A recent case demonstrates that, in some circumstances, employers defending wrongful dismissal actions may be able to recoup a significant portion of their legal expenses from the plaintiff employee. The decision in Mesgarlou v. 3XS Enterprises Inc. (January 2, 2003) dealt with the awarding of costs flowing from a case reported previously in FOCUS (see “Clause limiting wrongful dismissal damages to Employment Standards Act minimum upheld by Court” on our What’s New page).
Readers may recall that, in Mesgarlou, the plaintiff employee had sued for common law reasonable notice damages but, due to the language of his employment contract, the court limited his notice entitlement to one week, the minimum available to him under the Employment Standards Act. This left the plaintiff, Mesgarlou, with only $2,477, a sum that hardly justified his decision to go to court.
Having failed to agree on the apportionment of legal costs, the parties returned to court to settle the issue. In support of its argument that Mesgarlou pay a substantial amount of its legal costs, the employer pointed out that it had made two substantial offers – one of $30,000, and another of $22,123 – to settle Mesgarlou’s claim before trial. Mesgarlou had spurned both offers, and declined to make a counter-offer, thereby requiring a four-day trial, in which he was awarded only a small fraction of the lower settlement offer.
LEGAL FEES OF $33,500 “NOT UNREASONABLE”
The employer presented evidence that it had been billed $33,500, of which some $23,000 related to services rendered and disbursements incurred after the employer’s first offer to settle the case. While these figures were disputed by the plaintiff as inflated, the court observed that, because the employer was defending a claim of $200,000, as well as an unspecified sum for aggravated damages, costs of $33,500 were not unreasonable.
Mesgarlou also argued that it would be unfair to saddle him with the employer’s legal costs, given that he had been terminated without cause after a year of largely successful service to the employer and had yet to pay off his own substantial legal fees. While the court sympathized with Mesgarlou’s plight, it sided with the employer, quoting an English maxim on the risks of going to court to pursue a claim: “He that goes to law holds a wolf by the ear”.

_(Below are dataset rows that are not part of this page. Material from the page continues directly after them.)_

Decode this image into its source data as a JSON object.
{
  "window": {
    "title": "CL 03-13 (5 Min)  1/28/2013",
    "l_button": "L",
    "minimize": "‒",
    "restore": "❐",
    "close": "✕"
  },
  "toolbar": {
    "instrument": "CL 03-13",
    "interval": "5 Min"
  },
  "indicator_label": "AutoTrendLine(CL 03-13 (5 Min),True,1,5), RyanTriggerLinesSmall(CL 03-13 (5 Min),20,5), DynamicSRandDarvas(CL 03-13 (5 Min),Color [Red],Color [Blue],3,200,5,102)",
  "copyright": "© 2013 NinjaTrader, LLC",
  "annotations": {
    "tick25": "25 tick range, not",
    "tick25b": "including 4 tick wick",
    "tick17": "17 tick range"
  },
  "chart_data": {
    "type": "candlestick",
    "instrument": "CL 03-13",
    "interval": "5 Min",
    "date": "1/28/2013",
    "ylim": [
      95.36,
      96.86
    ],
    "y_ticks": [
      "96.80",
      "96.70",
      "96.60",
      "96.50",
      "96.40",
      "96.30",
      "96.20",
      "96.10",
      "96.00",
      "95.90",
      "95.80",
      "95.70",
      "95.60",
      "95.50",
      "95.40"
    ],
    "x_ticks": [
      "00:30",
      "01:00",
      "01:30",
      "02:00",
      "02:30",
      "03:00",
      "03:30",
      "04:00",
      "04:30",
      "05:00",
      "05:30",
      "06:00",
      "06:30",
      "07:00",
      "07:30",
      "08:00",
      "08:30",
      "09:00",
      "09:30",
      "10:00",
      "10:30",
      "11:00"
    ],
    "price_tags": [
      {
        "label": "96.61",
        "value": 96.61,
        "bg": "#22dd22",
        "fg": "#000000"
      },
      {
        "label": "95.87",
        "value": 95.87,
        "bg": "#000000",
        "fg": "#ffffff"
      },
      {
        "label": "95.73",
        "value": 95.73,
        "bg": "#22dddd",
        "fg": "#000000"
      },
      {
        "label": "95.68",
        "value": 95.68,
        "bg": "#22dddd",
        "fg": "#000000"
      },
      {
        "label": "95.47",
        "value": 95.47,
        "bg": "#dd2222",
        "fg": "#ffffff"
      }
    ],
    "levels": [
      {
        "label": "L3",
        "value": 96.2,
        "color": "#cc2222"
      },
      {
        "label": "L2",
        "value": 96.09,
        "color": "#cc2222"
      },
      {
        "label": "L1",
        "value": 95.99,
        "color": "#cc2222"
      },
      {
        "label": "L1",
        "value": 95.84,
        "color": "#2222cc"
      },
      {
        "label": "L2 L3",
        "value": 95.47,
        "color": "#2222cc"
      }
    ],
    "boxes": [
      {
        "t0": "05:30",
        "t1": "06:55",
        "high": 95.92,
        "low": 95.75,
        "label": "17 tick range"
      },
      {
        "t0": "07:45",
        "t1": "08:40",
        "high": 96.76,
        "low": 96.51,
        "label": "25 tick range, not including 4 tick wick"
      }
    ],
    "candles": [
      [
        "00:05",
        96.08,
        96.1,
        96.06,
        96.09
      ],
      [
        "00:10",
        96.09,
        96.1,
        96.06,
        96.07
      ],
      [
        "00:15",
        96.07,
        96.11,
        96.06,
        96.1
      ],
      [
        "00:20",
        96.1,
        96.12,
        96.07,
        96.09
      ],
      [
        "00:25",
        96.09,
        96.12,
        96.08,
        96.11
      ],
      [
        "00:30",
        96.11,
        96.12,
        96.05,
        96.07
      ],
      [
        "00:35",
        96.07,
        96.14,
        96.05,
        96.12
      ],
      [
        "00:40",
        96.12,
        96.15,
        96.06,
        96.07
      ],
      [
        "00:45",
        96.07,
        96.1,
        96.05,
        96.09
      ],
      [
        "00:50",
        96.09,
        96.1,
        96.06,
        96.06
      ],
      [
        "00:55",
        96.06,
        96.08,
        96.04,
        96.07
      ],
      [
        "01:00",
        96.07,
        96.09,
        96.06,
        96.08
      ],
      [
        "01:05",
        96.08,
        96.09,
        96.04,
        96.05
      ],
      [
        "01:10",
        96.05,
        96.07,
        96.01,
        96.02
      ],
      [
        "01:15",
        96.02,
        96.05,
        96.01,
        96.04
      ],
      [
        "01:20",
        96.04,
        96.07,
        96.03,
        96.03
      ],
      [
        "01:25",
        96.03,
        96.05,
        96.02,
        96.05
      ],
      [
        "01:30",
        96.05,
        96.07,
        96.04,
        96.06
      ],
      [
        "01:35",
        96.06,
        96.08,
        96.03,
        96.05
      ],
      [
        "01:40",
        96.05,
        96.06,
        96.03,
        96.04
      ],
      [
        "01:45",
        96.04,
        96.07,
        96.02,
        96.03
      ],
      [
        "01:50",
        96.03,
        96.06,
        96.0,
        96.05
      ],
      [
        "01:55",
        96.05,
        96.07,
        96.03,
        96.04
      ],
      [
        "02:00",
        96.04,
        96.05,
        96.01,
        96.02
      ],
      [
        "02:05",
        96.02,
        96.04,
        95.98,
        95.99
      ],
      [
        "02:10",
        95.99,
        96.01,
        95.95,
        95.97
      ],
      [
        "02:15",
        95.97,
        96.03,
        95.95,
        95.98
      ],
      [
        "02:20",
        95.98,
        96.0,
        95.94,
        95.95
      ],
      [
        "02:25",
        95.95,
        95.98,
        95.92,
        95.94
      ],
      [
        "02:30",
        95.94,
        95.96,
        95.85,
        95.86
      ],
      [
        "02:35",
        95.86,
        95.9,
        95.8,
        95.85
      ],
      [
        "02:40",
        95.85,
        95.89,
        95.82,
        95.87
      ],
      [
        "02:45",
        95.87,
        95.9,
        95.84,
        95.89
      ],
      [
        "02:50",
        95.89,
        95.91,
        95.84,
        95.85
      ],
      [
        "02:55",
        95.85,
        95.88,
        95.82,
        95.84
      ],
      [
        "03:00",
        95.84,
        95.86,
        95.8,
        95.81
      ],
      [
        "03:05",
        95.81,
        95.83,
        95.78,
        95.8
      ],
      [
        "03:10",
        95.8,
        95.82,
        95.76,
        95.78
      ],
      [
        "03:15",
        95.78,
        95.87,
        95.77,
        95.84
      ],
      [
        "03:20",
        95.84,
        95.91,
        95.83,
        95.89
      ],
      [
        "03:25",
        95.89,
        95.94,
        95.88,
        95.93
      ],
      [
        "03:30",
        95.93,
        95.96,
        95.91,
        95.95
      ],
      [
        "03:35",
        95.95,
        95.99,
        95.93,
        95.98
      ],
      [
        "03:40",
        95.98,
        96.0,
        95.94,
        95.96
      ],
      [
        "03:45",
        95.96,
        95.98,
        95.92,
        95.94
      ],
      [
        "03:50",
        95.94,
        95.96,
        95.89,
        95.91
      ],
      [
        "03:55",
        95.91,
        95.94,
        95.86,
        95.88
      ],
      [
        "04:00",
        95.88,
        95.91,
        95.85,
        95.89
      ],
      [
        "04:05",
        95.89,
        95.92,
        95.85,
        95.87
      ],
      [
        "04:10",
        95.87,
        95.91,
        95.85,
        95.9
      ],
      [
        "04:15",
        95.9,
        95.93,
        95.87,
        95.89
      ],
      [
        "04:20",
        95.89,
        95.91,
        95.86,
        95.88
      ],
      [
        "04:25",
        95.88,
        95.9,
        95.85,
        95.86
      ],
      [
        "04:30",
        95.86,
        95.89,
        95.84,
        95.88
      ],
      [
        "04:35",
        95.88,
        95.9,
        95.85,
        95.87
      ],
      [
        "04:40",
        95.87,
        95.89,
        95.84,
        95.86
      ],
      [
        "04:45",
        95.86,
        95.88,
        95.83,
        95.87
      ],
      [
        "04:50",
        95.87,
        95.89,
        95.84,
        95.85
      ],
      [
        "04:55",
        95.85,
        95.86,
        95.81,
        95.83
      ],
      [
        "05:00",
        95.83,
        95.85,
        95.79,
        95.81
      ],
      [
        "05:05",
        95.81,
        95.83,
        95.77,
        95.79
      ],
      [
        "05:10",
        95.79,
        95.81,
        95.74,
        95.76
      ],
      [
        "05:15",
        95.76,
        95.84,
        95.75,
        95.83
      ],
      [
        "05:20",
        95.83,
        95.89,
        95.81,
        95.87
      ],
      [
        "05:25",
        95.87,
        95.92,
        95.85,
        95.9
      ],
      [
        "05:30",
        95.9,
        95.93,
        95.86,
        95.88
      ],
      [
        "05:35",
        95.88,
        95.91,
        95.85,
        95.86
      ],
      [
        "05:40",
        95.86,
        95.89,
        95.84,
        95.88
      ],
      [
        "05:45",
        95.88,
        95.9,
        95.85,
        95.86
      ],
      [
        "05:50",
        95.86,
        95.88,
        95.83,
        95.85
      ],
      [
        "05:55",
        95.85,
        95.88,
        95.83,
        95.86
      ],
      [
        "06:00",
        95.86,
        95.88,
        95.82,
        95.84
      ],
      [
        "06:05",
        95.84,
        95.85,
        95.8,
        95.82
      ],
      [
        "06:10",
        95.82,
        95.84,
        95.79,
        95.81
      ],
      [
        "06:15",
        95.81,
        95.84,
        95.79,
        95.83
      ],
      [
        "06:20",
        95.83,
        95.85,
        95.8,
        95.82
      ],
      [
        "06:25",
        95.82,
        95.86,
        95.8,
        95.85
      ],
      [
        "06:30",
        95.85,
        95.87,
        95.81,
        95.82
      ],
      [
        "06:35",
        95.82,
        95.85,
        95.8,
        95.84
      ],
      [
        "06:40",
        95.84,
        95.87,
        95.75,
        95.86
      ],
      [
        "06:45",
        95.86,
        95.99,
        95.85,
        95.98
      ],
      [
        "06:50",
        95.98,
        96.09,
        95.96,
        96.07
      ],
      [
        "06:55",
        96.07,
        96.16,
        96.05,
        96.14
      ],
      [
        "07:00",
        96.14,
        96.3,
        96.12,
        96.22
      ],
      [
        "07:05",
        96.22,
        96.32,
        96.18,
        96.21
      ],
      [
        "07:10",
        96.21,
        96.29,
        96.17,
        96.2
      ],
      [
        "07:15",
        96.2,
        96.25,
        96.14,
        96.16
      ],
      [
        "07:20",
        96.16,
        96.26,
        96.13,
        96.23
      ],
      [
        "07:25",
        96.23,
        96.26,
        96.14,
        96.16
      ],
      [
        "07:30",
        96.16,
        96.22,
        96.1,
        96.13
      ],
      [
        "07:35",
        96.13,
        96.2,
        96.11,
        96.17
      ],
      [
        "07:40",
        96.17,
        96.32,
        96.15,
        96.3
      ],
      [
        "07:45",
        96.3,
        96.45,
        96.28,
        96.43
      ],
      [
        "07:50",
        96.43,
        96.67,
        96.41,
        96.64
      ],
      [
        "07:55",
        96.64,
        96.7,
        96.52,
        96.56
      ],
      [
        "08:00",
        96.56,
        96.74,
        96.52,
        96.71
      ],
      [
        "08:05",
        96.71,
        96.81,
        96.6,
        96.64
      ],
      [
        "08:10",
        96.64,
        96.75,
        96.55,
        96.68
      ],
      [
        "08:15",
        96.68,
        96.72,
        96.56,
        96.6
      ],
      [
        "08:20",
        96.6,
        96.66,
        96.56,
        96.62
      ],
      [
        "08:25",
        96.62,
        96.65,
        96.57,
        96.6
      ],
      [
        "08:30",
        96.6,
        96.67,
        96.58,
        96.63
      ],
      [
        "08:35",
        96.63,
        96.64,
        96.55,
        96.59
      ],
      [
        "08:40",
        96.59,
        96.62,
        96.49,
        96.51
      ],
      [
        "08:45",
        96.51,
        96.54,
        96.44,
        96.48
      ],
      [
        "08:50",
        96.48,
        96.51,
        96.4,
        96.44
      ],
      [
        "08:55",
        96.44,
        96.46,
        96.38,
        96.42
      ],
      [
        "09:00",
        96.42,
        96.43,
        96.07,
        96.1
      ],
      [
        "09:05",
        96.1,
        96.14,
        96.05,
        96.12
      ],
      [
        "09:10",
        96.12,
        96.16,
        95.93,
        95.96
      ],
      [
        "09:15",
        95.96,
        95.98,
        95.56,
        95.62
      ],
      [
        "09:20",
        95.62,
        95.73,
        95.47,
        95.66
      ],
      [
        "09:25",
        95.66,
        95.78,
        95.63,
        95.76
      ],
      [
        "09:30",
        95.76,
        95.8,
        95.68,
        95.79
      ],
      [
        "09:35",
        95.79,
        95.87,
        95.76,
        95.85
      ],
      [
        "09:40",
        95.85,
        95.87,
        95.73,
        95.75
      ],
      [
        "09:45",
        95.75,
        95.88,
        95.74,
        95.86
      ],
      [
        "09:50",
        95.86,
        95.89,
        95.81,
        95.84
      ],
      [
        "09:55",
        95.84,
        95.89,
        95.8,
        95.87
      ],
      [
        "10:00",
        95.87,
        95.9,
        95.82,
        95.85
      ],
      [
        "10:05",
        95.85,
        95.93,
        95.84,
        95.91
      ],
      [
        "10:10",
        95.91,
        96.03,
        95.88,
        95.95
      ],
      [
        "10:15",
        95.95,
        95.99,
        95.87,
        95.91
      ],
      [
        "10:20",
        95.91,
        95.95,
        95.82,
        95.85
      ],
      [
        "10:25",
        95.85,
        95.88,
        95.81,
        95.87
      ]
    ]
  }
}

- “[Mesgarlou] pursued a largely unsuccessful action against the defendant through to judgment after four days of trial, and did so notwithstanding successive offers of settlement in the weeks before the trial which would have left him far better off and would have avoided large amounts of the costs now being billed from having been incurred. The awarding of costs in civil actions is intended to compensate the successful party for some of its legal costs. Given the result at trial and the offers to settle, there can be no doubt that the defendant is the successful litigant. The degree to which such compensation is awarded may be increased where it appears that the unsuccessful party has proceeded to trial in the face of a bona fide offer to settle which would have been to his ultimate advantage.”
With these principles in mind, the court awarded the defendant employer costs of $22,750, consisting of $3,000 for the period up to the first offer to settle, $19,000 for the period from the settlement offer to the end of the trial, and $750 for the costs hearing.
In Our View
Although , ultimately, this decision was favourable to the employer, it should be noted that the principles stated by the court could also operate to an employer’s detriment. If a plaintiff employee makes an offer to settle that is declined by the employer, and then succeeds at trial, it is the employer who will bear the costs burden, if acceptance of the employee’s offer would have been to the employer’s advantage. Therefore, while this decision offers a degree of comfort to employers forced to defend against employee claims, it should also serve as a reminder of the perils of proceeding to trial when the outcome is uncertain and an offer to settle has been made.
For further information, please contact Jock Climie, who argued the case, at (613) 940-2742.